Guatemala faces uncertain future under new president
By Huberto Estrada S.
On May 26, José Domingo García, who was then defence minister, stated that Guatemala's vice president, Gustavo Espina, had resigned along with the president, Jorge Serrano Elías. Scarcely a week later, on June 3, he told a different group of journalists that the previous statement was incorrect and that in fact Gustavo Espina had not resigned. Moreover, he would be the new president.
Neither Serrano nor Espina are still in power, General José Domingo García was dismissed by the recently elected president, and constitutional order has been reinstated. The military structure, however, remains intact.
New President Ramiro De León Carpio has put forward the idea of a national unity government — but with the same parties and political leaders.
The Civil Associations Coalition — which brings together all forms of grassroots and non-government organisations — demands that its members be allowed to participate in those decisions that affect the community in general. They particularly hope to ensure their participation in the negotiations aimed at ending the armed conflict with the Guatemalan National Revolutionary Unity (URNG).

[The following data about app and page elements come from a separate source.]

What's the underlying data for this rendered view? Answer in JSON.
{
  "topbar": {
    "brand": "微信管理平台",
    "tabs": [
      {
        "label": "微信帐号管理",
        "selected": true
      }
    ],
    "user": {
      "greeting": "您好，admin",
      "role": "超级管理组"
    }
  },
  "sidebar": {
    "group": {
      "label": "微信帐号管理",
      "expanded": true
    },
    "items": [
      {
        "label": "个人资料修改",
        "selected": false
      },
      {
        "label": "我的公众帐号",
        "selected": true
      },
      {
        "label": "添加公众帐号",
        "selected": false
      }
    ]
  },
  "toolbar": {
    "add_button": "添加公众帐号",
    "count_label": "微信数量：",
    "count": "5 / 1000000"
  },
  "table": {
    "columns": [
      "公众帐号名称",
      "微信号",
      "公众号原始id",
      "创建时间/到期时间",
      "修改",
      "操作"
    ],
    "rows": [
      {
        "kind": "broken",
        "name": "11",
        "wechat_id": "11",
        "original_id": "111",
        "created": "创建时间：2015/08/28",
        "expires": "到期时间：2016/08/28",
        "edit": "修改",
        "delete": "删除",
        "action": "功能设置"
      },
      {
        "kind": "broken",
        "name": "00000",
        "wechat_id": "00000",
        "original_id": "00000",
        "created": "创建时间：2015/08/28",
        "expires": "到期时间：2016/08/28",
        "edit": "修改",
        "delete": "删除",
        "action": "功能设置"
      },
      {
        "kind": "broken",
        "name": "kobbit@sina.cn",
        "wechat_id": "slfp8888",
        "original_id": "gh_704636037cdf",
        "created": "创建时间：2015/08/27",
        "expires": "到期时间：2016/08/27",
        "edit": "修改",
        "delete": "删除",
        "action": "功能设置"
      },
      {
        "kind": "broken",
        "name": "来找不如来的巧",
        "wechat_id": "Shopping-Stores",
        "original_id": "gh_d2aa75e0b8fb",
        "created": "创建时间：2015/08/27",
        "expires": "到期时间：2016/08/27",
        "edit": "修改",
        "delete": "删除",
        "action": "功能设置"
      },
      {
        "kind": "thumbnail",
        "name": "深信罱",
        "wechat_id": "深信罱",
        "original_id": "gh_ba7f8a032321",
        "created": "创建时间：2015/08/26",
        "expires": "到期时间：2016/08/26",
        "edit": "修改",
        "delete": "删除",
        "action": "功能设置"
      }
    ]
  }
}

These grassroots movements, along with international pressure, played a vital role in the recent drama by thwarting the army's plan first to use Serrano as the front man for its coup d'etat, and then to substitute Gustavo Espina.
Unable to defeat the URNG insurgents, the Guatemalan army attacked any semblance of grassroots resistance. The armed forces recently stepped up the bombing of the Communities in Resistance (indigenous communities which fled to the mountains to escape army attacks. They have continued attacks on refugee camps, distributed new lists of people with pending death threats, and repressed student protests against
corruption and military control, killing school student Abner Abdiel Hernández.
Meanwhile, a member of military intelligence, who had been imprisoned for the murder of US farmer Michael Devine, "escaped" from the Mariscal Zavala army barracks.
A few weeks before the coup, the US Department of State pointed out that the president's military staff had to be purged.
Happiness and uncertainty are the feelings expressed by the different sectors of the popular movements. On June 6, the Nobel prize winner and indigenous leader, Rigoberta Menchú Tum, pointed out that the indigenous population, a 60% majority, had been ignored in every decision taken during the crisis. She said that she hoped human rights measures would be strictly enforced and that those responsible for the crimes and massacres over the last 30 years would be brought to justice.
De León Carpio called for calm and common sense, and said that the return to democracy would be a long and difficult process. Ominously, he argued that because of the continuing conflict between the army and the URNG, it would not be possible to reduce the military budget.
[The writer is a Guatemalan lawyer and general secretary of the Central American Foundation.]